- _Work task_: Each entry should be restated word for word, with all pictures left out.

- _Provided data_:
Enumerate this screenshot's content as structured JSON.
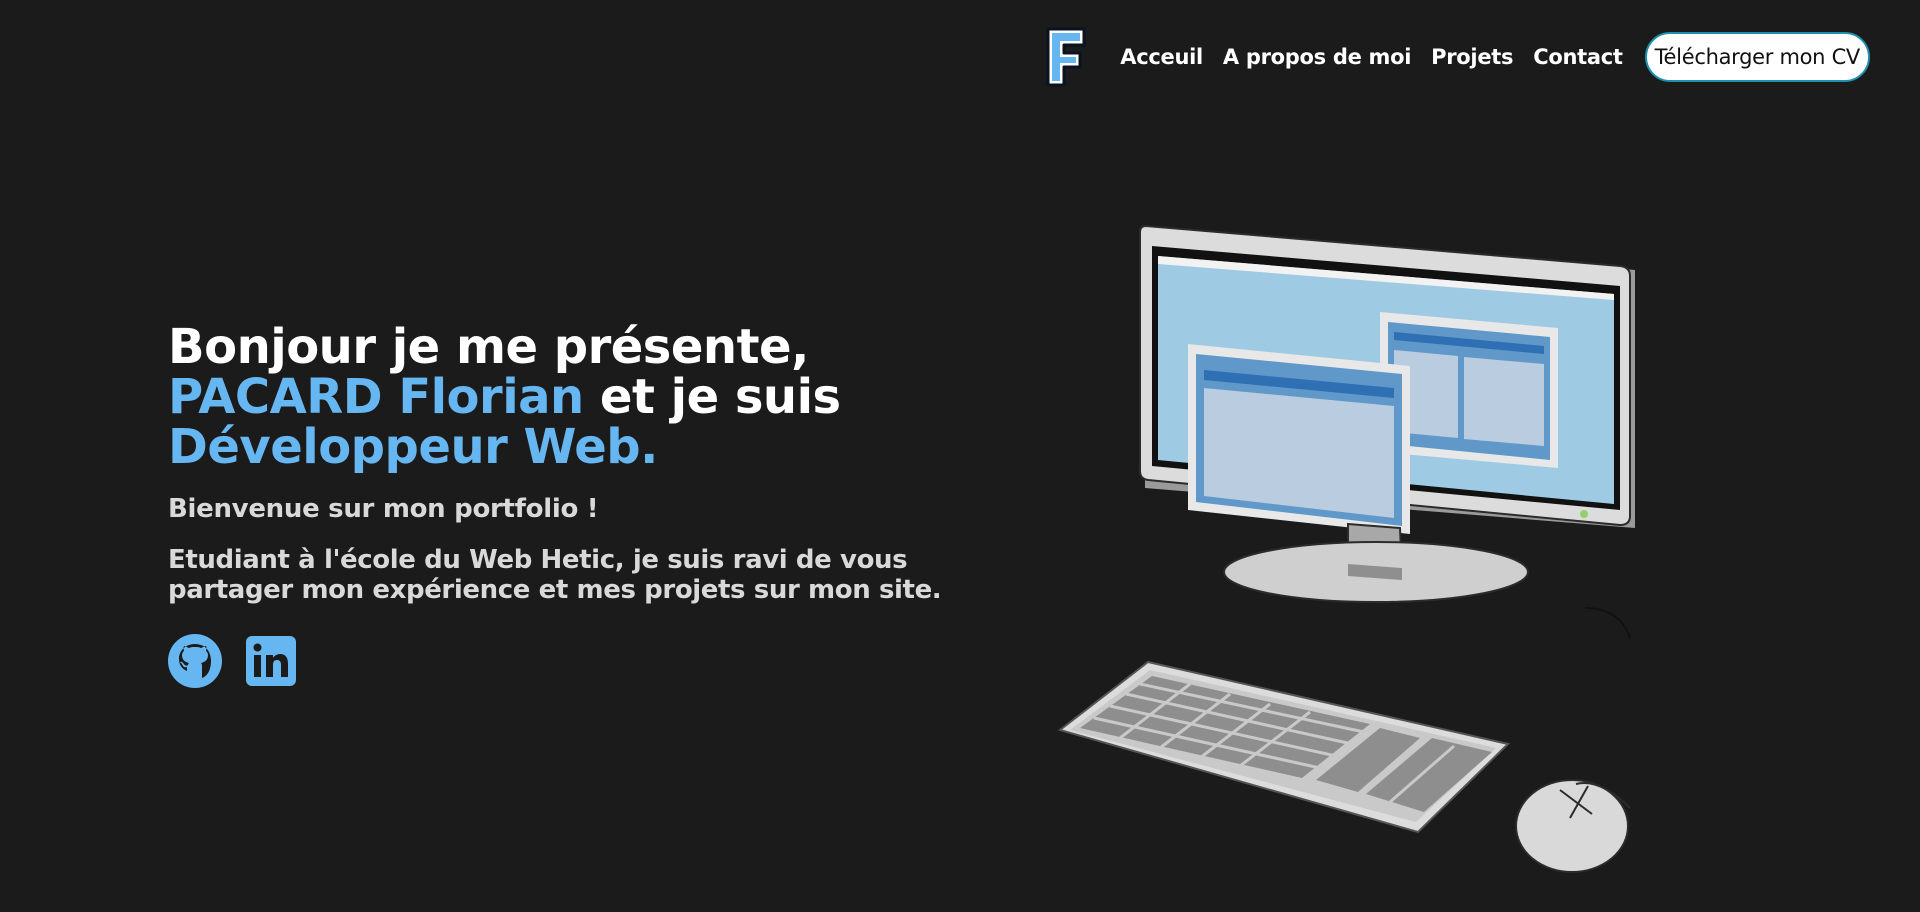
{
  "nav": {
    "logo_letter": "F",
    "links": [
      "Acceuil",
      "A propos de moi",
      "Projets",
      "Contact"
    ],
    "cv_button": "Télécharger mon CV"
  },
  "hero": {
    "line1": "Bonjour je me présente,",
    "name": "PACARD Florian",
    "line2_rest": " et je suis",
    "role": "Développeur Web.",
    "intro": "Bienvenue sur mon portfolio !",
    "description": "Etudiant à l'école du Web Hetic, je suis ravi de vous partager mon expérience et mes projets sur mon site."
  },
  "socials": [
    {
      "icon": "github-icon"
    },
    {
      "icon": "linkedin-icon"
    }
  ],
  "colors": {
    "background": "#1b1b1b",
    "accent": "#66b7f1",
    "text": "#ffffff",
    "muted_text": "#d9d9d9"
  }
}
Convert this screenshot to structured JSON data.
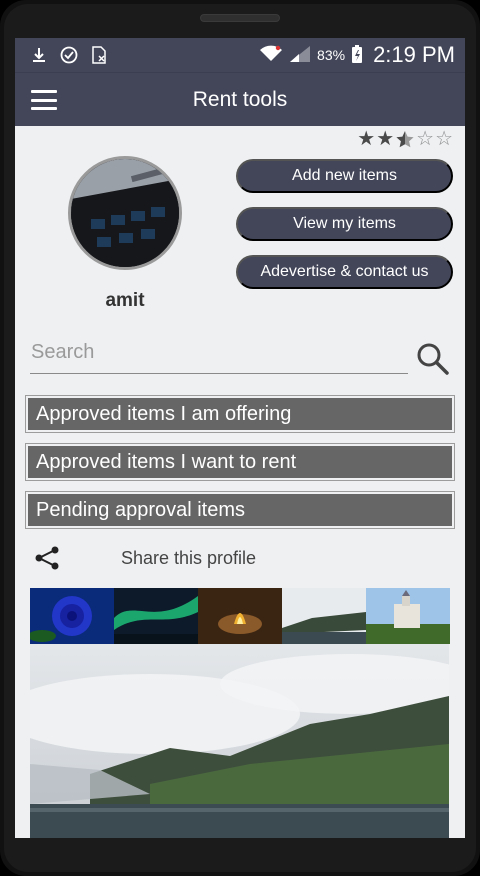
{
  "status_bar": {
    "icons": [
      "download-icon",
      "check-circle-icon",
      "file-x-icon",
      "wifi-icon",
      "signal-icon",
      "battery-charging-icon"
    ],
    "battery_percent": "83%",
    "time": "2:19 PM"
  },
  "app_bar": {
    "title": "Rent tools"
  },
  "profile": {
    "rating": 2.5,
    "rating_max": 5,
    "username": "amit"
  },
  "actions": {
    "add_new_items": "Add new items",
    "view_my_items": "View my items",
    "advertise_contact": "Adevertise & contact us"
  },
  "search": {
    "placeholder": "Search",
    "value": ""
  },
  "sections": {
    "offering": "Approved items I am offering",
    "want_to_rent": "Approved items I want to rent",
    "pending": "Pending approval items"
  },
  "share": {
    "label": "Share this profile"
  },
  "gallery": {
    "thumbnails": [
      "blue rose",
      "aurora",
      "campfire",
      "misty lake",
      "castle"
    ]
  },
  "colors": {
    "primary": "#434659",
    "section_bar": "#666666",
    "background": "#eef0f2"
  }
}
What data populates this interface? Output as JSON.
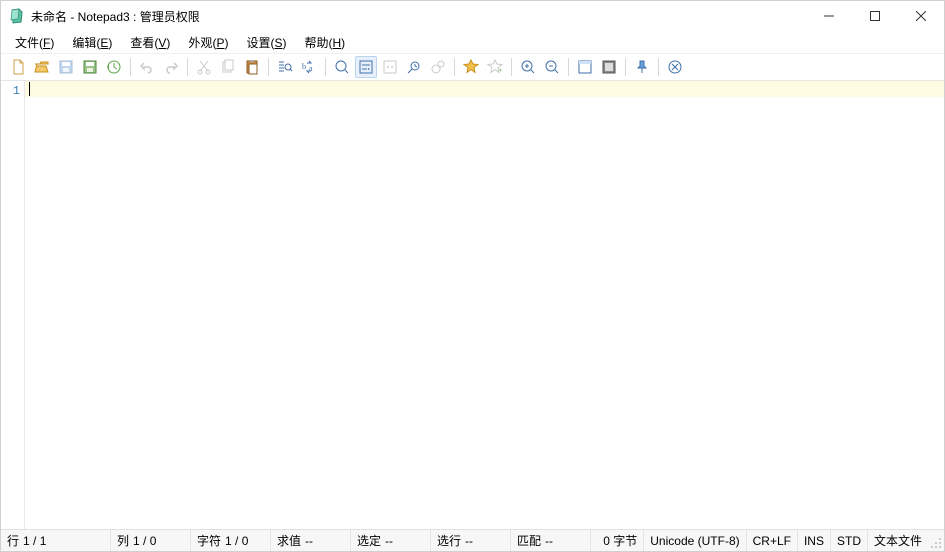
{
  "titlebar": {
    "text": "未命名 - Notepad3 : 管理员权限"
  },
  "menu": {
    "file": {
      "label": "文件",
      "key": "F"
    },
    "edit": {
      "label": "编辑",
      "key": "E"
    },
    "view": {
      "label": "查看",
      "key": "V"
    },
    "appearance": {
      "label": "外观",
      "key": "P"
    },
    "settings": {
      "label": "设置",
      "key": "S"
    },
    "help": {
      "label": "帮助",
      "key": "H"
    }
  },
  "editor": {
    "line_number": "1",
    "content": ""
  },
  "status": {
    "line": {
      "label": "行",
      "value": "1 / 1"
    },
    "col": {
      "label": "列",
      "value": "1 / 0"
    },
    "char": {
      "label": "字符",
      "value": "1 / 0"
    },
    "eval": {
      "label": "求值",
      "value": "--"
    },
    "selection": {
      "label": "选定",
      "value": "--"
    },
    "sel_lines": {
      "label": "选行",
      "value": "--"
    },
    "match": {
      "label": "匹配",
      "value": "--"
    },
    "size": {
      "label": "0 字节"
    },
    "encoding": {
      "label": "Unicode (UTF-8)"
    },
    "eol": {
      "label": "CR+LF"
    },
    "insert_mode": {
      "label": "INS"
    },
    "std": {
      "label": "STD"
    },
    "filetype": {
      "label": "文本文件"
    }
  }
}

- _Your response_:
Enumerate this screenshot's content as structured JSON.
{
  "nav": {
    "logo_letter": "F",
    "links": [
      "Acceuil",
      "A propos de moi",
      "Projets",
      "Contact"
    ],
    "cv_button": "Télécharger mon CV"
  },
  "hero": {
    "line1": "Bonjour je me présente,",
    "name": "PACARD Florian",
    "line2_rest": " et je suis",
    "role": "Développeur Web.",
    "intro": "Bienvenue sur mon portfolio !",
    "description": "Etudiant à l'école du Web Hetic, je suis ravi de vous partager mon expérience et mes projets sur mon site."
  },
  "socials": [
    {
      "icon": "github-icon"
    },
    {
      "icon": "linkedin-icon"
    }
  ],
  "colors": {
    "background": "#1b1b1b",
    "accent": "#66b7f1",
    "text": "#ffffff",
    "muted_text": "#d9d9d9"
  }
}
Convert this screenshot to structured JSON data.
{
  "status_bar": {
    "icons": [
      "download-icon",
      "check-circle-icon",
      "file-x-icon",
      "wifi-icon",
      "signal-icon",
      "battery-charging-icon"
    ],
    "battery_percent": "83%",
    "time": "2:19 PM"
  },
  "app_bar": {
    "title": "Rent tools"
  },
  "profile": {
    "rating": 2.5,
    "rating_max": 5,
    "username": "amit"
  },
  "actions": {
    "add_new_items": "Add new items",
    "view_my_items": "View my items",
    "advertise_contact": "Adevertise & contact us"
  },
  "search": {
    "placeholder": "Search",
    "value": ""
  },
  "sections": {
    "offering": "Approved items I am offering",
    "want_to_rent": "Approved items I want to rent",
    "pending": "Pending approval items"
  },
  "share": {
    "label": "Share this profile"
  },
  "gallery": {
    "thumbnails": [
      "blue rose",
      "aurora",
      "campfire",
      "misty lake",
      "castle"
    ]
  },
  "colors": {
    "primary": "#434659",
    "section_bar": "#666666",
    "background": "#eef0f2"
  }
}
What data populates this interface? Output as JSON.
{
  "titlebar": {
    "text": "未命名 - Notepad3 : 管理员权限"
  },
  "menu": {
    "file": {
      "label": "文件",
      "key": "F"
    },
    "edit": {
      "label": "编辑",
      "key": "E"
    },
    "view": {
      "label": "查看",
      "key": "V"
    },
    "appearance": {
      "label": "外观",
      "key": "P"
    },
    "settings": {
      "label": "设置",
      "key": "S"
    },
    "help": {
      "label": "帮助",
      "key": "H"
    }
  },
  "editor": {
    "line_number": "1",
    "content": ""
  },
  "status": {
    "line": {
      "label": "行",
      "value": "1 / 1"
    },
    "col": {
      "label": "列",
      "value": "1 / 0"
    },
    "char": {
      "label": "字符",
      "value": "1 / 0"
    },
    "eval": {
      "label": "求值",
      "value": "--"
    },
    "selection": {
      "label": "选定",
      "value": "--"
    },
    "sel_lines": {
      "label": "选行",
      "value": "--"
    },
    "match": {
      "label": "匹配",
      "value": "--"
    },
    "size": {
      "label": "0 字节"
    },
    "encoding": {
      "label": "Unicode (UTF-8)"
    },
    "eol": {
      "label": "CR+LF"
    },
    "insert_mode": {
      "label": "INS"
    },
    "std": {
      "label": "STD"
    },
    "filetype": {
      "label": "文本文件"
    }
  }
}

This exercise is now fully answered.